|Description:||This digitally-colorized scanning electron microscopic (SEM) image revealed some of the morphology displayed on the dorsal exoskeletal surface of a bedbug, Cimex lectularius. A member of the phylum Arthropoda, this insect has three pairs of jointed legs, hence the name, “Arthro” = jointed, and “poda” = legs. What appeared to be “hair” was not hair at all, but sensory structures known as “setae”, and are composed of chitin, the same material as the rest of this organism’s exoskeleton. Chitin is a molecule made up of bound units of acetylglucosamine, joined in such a way as to allow for increased points at which hydrogen bonding can occur. In this way chitin provides increased strength, and durability as an exoskeletal foundation.|
Bedbugs are not vectors in nature of any known human disease. Although some disease organisms have been recovered from bedbugs under laboratory conditions, none have been shown to be transmitted by bedbugs outside of the laboratory.
The common bedbug, C. lectularius is a wingless, red-brown, blood-sucking insect that grows up to 7mm in length, and has a lifespan from 4 months up to 1 year. Bedbugs hide in cracks and crevices in beds, wooden furniture, floors, and walls during the daytime and emerge at night to feed on their preferred host, humans.
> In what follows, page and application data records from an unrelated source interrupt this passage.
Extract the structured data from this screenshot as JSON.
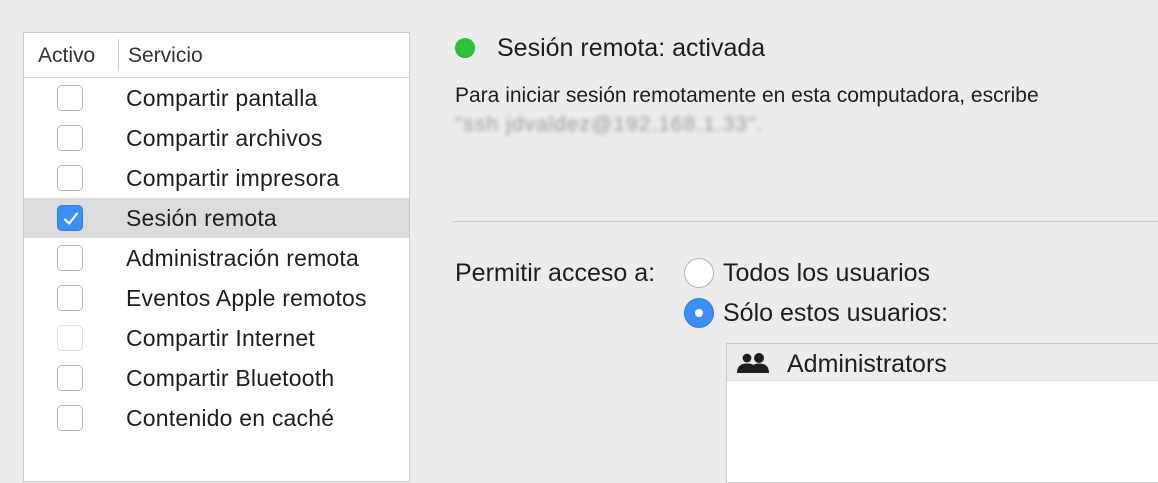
{
  "services": {
    "header": {
      "activo": "Activo",
      "servicio": "Servicio"
    },
    "items": [
      {
        "label": "Compartir pantalla",
        "checked": false,
        "enabled": true,
        "selected": false
      },
      {
        "label": "Compartir archivos",
        "checked": false,
        "enabled": true,
        "selected": false
      },
      {
        "label": "Compartir impresora",
        "checked": false,
        "enabled": true,
        "selected": false
      },
      {
        "label": "Sesión remota",
        "checked": true,
        "enabled": true,
        "selected": true
      },
      {
        "label": "Administración remota",
        "checked": false,
        "enabled": true,
        "selected": false
      },
      {
        "label": "Eventos Apple remotos",
        "checked": false,
        "enabled": true,
        "selected": false
      },
      {
        "label": "Compartir Internet",
        "checked": false,
        "enabled": false,
        "selected": false
      },
      {
        "label": "Compartir Bluetooth",
        "checked": false,
        "enabled": true,
        "selected": false
      },
      {
        "label": "Contenido en caché",
        "checked": false,
        "enabled": true,
        "selected": false
      }
    ]
  },
  "status": {
    "text": "Sesión remota: activada",
    "color": "#2fc33b",
    "instructions": "Para iniciar sesión remotamente en esta computadora, escribe",
    "masked_command": "\"ssh jdvaldez@192.168.1.33\"."
  },
  "access": {
    "label": "Permitir acceso a:",
    "options": [
      {
        "label": "Todos los usuarios",
        "selected": false
      },
      {
        "label": "Sólo estos usuarios:",
        "selected": true
      }
    ],
    "users": [
      {
        "name": "Administrators",
        "icon": "group-icon"
      }
    ]
  },
  "colors": {
    "accent": "#3d8ef7",
    "selection": "#dcdcdc"
  }
}
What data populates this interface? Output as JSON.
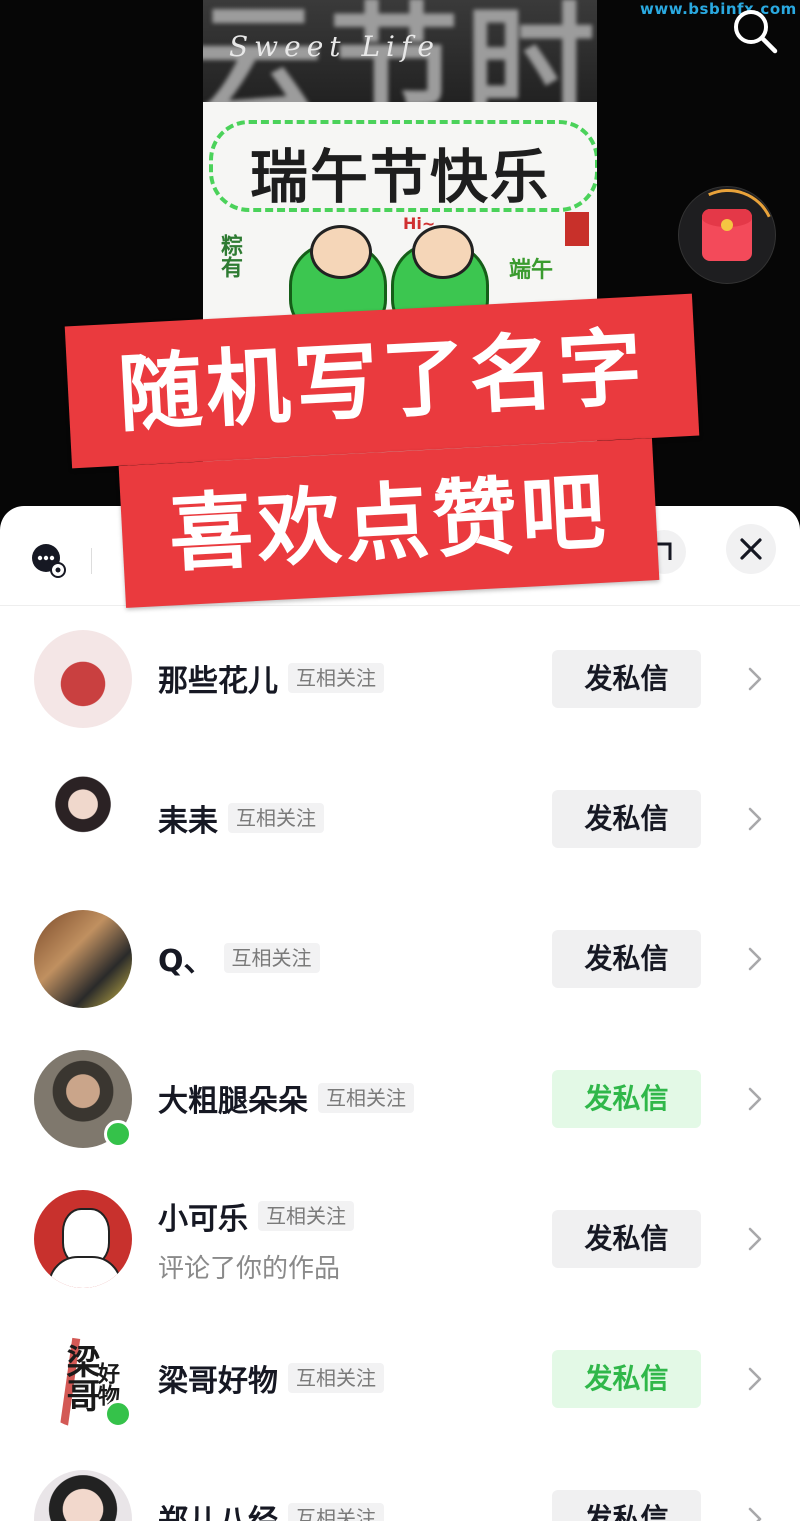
{
  "watermark": "www.bsbinfx.com",
  "video": {
    "card_strip_text": "Sweet Life",
    "card_title": "瑞午节快乐",
    "hand_left": "粽有",
    "hand_right": "端午",
    "hand_hi": "Hi~",
    "search_icon": "search-icon",
    "redpacket_icon": "red-envelope-icon"
  },
  "overlay": {
    "line1": "随机写了名字",
    "line2": "喜欢点赞吧"
  },
  "sheet": {
    "more_icon": "chat-more-settings-icon",
    "frame_icon": "expand-frame-icon",
    "close_icon": "close-icon"
  },
  "contacts": [
    {
      "name": "那些花儿",
      "tag": "互相关注",
      "subtitle": "",
      "button": "发私信",
      "button_style": "gray",
      "online": false,
      "avatar": "av1"
    },
    {
      "name": "耒耒",
      "tag": "互相关注",
      "subtitle": "",
      "button": "发私信",
      "button_style": "gray",
      "online": false,
      "avatar": "av2"
    },
    {
      "name": "Q、",
      "tag": "互相关注",
      "subtitle": "",
      "button": "发私信",
      "button_style": "gray",
      "online": false,
      "avatar": "av3"
    },
    {
      "name": "大粗腿朵朵",
      "tag": "互相关注",
      "subtitle": "",
      "button": "发私信",
      "button_style": "green",
      "online": true,
      "avatar": "av4"
    },
    {
      "name": "小可乐",
      "tag": "互相关注",
      "subtitle": "评论了你的作品",
      "button": "发私信",
      "button_style": "gray",
      "online": false,
      "avatar": "av5"
    },
    {
      "name": "梁哥好物",
      "tag": "互相关注",
      "subtitle": "",
      "button": "发私信",
      "button_style": "green",
      "online": true,
      "avatar": "av6"
    },
    {
      "name": "郑儿八经",
      "tag": "互相关注",
      "subtitle": "",
      "button": "发私信",
      "button_style": "gray",
      "online": false,
      "avatar": "av7"
    }
  ],
  "av6_text": {
    "c1": "梁哥",
    "c2": "好物"
  }
}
C. lectularius injects saliva into the blood stream of their host to thin the blood, and to prevent coagulation. It is this saliva that causes the intense itching and welts. The delay in the onset of itching gives the feeding bedbug time to escape into cracks and crevices. In some cases, the itchy bites can develop into painful welts that last several days. Bedbug bites are difficult to diagnose due to the variability in bite response between people, and due to the change in skin reaction for the same person over time.